So as I relax thinking about my beautiful vacation in the Bahamas this past week, a few minutes later only ends in guilt. Guilt that there are people around the world that could never have the experience I just had. With deep thought, I realize that my love for others should not be at the expense of me loving myself. As a Peace Corps Volunteer, I want to share something that I recently grew to understand. I think that guilt for one another who has hardship is nothing but wasted energy. Knowing that we have the power to educate and understand one another while learning from their experiences is a blessing. Do something about the issues, but only if you truly care. If you don't care you won't grow. Learn another language, read about cultures different from yours, be proactive, challenge fears, and LISTEN. History as shown that bad things happen amongst people because they don't listen to one another. Examples include ignoring the devastation slavery has caused, ignoring the discrimination that women have, or ignoring the children who's schools have failed them.

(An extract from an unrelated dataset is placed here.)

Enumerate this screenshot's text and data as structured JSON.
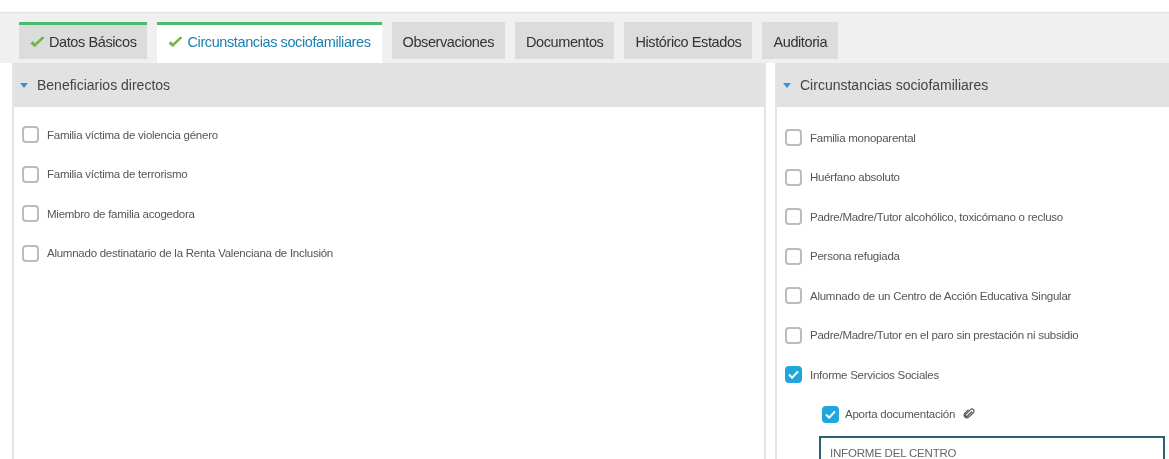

I don't know about anyone else, but I feel as an American, we (and I mean we) unfortuately have a dark history as a country of oppression. Although we are viewed as a free country, we are just as equality viewed as imperfect. Capitalism has bled a line of oppression at the expense of others. Today, we still see the aftermath of our past in front of us. My own family doesn't understand why I'm doing FREE work and not pursuing a better line of work. Our society is a materialistic society. Our society is a capitalistic society. Therefore, it isn't hard to see a person in another country to view us as greedy, selfish, and maybe even cruel people. I hope that my raw perspective of the world spoken to a native in Benin could be of benefit to the both of us. We could be windows for each others curious views about one another's experiences. I know for certain that although I won't be wearing flashy diamonds around my neck, or driving a Bentley, they know that my food is processed at the market before I buy it, and that I have clean water coming from the faucet. Some may see that as rich. So although I may see them as poor with nothing to be happy about, they are richer than me in other ways. To know the name of everyone in your community would be considered a popularity thing in America. To them, it's having an extended family who looks out for you. Or to be the one who actually sees the "fruit of their labor" and see the end results and profits of his/her harvest. I've heard so many negatives about me going to Africa but I look forward to so many more positives. It's almost time for me to leave this small part of the world around me and enter a new world for me to live in soon. I'm looking very forward to it. Now back to Rosetta Stone! LOL!